Northern Plains Ethics Institute is scheduled to host an AI and The Humanities seminar featuring North Dakota University System Chancellor Mark R. Hagerott at noon to 1:30 p.m. on Sept. 27, at the Memorial Union Prairie Rose room.
Hagerott’s presentation titled “Promise and Pitfalls of Living with Intelligent Machines in the Age of AI” will explore the relationship with artificial intelligence and humanity.
The explosion of AI capability, demonstrated by CHAT-GPT released late last year, provides shocking evidence that we are entering an age of epic socio-technological transformation. The question of the Age will be: how do we best share the planet and our societies with a new form of intelligence?
Hagerott will offer a framework to help inform the development of adaptive strategies both with intelligent robots and in the metaverse/cyberspace. History and experience can help be our guide, but it will be admitted that with AI, we are witnessing a profound break with the past. The world as we know it is passing away. Come and join the discussion of what might be, both the promise and the pitfalls, living with our new intelligent digital neighbors.
Hagerott asks that this be a very interactive discussion with the audience. The audience feedback will be included in an expanded article.
Prior to his move back home to North Dakota, Dr. Hagerott served on the faculty and held numerous academic leadership roles at the United States Naval Academy. He also served as a planning and strategy director in one of the largest U.S. Army educational organizations, NATO Training Mission, which included army, air force and medical school programs. Hagerott served as distinguished professor and deputy director of the Center for Cyber Security Studies at the Naval Academy and served on the Defense Science Board summer study of unmanned systems 2014-2015. He is a commissioner on the Midwestern Higher Education Compact, and Western Interstate Commission for Higher Education.
Hagerott’s research and writing are focused on the evolution of technology, education and changes in technical career paths, and he is the author of multiple articles and book chapters, with a recent emphasis on unmanned systems. He served as a non-resident cyber Fellow of the New America Foundation, 2015-2017. He was among the first military professors from the United States to brief the Geneva Convention on the challenge of lethal robotic machines and argue the merits of early arms control measures in 2014. In addition, his proposals for national education reform of the Land Grant universities have been published in The Chronicle of Higher Education, and have been presented on Capitol Hill and the White House.

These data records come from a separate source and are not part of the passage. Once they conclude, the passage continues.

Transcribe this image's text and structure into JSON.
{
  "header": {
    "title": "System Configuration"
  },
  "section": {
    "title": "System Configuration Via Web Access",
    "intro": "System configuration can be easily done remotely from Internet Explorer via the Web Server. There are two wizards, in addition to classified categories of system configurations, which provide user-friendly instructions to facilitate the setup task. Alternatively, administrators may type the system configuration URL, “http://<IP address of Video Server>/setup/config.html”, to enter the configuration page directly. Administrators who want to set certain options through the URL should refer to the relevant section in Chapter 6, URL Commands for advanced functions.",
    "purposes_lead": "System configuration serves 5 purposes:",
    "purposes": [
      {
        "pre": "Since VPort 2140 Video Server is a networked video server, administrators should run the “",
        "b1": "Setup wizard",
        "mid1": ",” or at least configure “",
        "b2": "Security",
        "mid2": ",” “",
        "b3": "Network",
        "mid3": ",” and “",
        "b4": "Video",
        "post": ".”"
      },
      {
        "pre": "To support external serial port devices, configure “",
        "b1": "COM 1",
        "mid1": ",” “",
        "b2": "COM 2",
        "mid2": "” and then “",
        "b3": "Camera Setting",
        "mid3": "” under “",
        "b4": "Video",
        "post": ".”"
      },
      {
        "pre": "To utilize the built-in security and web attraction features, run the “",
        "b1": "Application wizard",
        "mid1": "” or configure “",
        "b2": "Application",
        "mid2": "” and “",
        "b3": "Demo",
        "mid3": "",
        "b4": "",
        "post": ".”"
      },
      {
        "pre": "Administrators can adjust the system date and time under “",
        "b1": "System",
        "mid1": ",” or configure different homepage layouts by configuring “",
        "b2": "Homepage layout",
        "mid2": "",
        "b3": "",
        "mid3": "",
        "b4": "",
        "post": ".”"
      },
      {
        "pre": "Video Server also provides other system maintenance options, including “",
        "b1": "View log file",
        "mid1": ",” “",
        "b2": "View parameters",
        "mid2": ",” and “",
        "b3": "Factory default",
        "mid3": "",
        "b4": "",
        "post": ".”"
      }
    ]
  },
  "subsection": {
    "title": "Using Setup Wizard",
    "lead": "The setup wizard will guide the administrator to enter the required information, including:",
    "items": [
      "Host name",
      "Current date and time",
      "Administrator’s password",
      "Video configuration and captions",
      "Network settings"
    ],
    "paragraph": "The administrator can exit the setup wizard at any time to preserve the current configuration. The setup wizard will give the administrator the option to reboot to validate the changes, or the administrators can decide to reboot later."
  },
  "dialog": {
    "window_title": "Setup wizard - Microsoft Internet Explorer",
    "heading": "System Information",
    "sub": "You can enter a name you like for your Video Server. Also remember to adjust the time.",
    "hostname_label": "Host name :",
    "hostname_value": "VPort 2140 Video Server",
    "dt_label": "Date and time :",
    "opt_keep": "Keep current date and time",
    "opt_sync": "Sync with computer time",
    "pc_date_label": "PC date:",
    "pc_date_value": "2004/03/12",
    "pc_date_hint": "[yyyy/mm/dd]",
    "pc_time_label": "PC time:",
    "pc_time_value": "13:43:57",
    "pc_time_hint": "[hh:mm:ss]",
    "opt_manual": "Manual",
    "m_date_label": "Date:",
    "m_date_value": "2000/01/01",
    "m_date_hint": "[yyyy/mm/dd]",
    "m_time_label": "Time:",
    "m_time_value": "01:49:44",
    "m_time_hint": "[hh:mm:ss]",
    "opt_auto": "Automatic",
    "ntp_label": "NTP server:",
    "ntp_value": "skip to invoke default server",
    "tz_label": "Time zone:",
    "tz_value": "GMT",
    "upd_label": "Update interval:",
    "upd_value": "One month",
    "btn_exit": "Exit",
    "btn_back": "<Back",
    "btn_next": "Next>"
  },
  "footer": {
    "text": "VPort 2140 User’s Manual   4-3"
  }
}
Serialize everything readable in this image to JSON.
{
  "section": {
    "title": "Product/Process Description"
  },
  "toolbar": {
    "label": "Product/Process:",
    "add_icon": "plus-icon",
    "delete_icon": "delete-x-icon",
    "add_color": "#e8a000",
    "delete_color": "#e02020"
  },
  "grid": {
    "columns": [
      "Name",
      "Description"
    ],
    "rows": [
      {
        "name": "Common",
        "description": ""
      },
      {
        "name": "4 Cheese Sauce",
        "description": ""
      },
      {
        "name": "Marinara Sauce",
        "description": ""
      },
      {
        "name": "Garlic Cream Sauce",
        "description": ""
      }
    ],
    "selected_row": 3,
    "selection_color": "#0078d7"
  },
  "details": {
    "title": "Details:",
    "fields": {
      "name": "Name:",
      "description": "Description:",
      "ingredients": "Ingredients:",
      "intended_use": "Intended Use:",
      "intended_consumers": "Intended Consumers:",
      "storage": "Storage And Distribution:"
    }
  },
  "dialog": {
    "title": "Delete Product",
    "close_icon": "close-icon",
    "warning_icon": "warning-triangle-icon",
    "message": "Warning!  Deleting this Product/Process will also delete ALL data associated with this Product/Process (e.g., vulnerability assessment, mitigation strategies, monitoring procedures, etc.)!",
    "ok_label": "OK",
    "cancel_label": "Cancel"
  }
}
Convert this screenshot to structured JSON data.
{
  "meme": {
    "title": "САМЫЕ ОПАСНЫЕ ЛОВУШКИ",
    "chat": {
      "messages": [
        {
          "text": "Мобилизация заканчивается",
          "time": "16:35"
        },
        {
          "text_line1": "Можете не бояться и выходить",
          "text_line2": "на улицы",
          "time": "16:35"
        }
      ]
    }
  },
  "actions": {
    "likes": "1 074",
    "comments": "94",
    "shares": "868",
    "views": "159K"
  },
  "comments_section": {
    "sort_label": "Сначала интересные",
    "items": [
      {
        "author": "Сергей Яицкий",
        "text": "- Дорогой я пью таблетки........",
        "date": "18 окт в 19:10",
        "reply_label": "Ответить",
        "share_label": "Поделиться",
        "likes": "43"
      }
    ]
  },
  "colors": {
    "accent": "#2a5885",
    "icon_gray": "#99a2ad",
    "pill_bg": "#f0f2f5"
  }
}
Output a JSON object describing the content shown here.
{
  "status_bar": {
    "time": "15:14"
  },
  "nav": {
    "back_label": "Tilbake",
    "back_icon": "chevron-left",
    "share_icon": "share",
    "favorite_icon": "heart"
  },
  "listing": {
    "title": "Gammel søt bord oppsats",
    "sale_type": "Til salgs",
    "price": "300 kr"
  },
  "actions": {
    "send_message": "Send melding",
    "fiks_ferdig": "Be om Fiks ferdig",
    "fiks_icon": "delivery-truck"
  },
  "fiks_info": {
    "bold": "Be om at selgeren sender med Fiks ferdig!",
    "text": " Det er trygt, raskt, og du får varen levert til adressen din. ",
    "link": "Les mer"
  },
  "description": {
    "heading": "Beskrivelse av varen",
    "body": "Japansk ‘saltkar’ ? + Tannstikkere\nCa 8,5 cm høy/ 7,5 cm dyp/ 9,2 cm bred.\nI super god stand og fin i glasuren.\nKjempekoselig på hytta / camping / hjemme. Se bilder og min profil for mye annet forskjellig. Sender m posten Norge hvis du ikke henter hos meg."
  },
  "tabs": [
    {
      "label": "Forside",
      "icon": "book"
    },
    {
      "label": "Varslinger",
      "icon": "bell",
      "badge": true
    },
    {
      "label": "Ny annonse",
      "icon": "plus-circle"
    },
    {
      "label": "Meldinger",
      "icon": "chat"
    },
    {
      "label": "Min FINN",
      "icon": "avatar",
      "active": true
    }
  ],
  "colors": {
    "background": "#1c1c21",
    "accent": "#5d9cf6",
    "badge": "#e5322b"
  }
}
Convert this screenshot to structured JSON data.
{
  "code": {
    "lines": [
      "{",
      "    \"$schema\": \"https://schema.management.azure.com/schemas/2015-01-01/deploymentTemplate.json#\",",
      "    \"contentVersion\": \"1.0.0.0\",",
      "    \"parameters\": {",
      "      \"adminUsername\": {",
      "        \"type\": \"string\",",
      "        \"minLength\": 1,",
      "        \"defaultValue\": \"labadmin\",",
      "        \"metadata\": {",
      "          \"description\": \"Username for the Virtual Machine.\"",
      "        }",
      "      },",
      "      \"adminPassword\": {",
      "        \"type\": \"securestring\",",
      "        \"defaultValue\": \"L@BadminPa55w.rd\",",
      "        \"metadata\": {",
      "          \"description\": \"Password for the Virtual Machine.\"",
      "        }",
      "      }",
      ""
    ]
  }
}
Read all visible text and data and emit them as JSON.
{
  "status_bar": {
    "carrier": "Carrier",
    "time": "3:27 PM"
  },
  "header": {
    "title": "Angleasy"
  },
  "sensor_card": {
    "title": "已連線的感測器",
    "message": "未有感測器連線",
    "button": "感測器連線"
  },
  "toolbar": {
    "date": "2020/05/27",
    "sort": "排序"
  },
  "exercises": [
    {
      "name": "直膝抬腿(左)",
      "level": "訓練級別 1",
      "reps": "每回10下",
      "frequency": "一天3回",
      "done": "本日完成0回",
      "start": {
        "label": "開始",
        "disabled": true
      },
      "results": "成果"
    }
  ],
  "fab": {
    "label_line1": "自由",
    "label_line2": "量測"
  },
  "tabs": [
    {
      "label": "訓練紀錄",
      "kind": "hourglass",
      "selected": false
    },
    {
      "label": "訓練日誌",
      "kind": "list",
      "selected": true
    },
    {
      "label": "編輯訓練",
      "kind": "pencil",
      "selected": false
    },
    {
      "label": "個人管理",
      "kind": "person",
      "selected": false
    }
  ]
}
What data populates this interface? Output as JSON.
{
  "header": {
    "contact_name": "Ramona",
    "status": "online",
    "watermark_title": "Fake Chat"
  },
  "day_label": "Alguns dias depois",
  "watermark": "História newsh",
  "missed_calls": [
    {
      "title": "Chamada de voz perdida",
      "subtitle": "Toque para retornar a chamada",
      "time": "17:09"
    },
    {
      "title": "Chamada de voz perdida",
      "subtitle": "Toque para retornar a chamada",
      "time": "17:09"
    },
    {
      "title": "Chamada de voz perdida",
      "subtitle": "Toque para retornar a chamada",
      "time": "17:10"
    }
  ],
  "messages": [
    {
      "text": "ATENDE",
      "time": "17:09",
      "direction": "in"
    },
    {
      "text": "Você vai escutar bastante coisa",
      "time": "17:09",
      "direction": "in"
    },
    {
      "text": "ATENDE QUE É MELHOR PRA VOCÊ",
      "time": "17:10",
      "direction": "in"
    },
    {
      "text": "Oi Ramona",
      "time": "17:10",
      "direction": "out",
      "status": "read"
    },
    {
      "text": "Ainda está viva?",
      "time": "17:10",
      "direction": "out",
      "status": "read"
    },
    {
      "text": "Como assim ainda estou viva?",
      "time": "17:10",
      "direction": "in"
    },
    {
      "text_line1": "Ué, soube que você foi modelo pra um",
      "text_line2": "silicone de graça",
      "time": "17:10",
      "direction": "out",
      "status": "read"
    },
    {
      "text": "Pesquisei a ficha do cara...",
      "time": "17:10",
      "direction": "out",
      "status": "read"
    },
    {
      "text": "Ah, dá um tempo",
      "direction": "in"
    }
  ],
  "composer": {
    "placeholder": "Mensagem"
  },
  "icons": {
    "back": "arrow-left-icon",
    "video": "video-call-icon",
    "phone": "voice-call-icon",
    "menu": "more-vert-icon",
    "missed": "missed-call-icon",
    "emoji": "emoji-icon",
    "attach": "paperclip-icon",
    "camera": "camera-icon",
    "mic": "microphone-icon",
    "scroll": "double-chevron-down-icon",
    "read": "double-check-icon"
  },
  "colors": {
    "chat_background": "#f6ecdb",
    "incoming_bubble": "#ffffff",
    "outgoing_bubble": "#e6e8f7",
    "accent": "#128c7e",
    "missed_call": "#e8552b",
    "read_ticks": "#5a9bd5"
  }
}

This event is sponsored by the NPEI, NDSU School of Humanities, College of Arts and Sciences and the Dakota Digital Academy.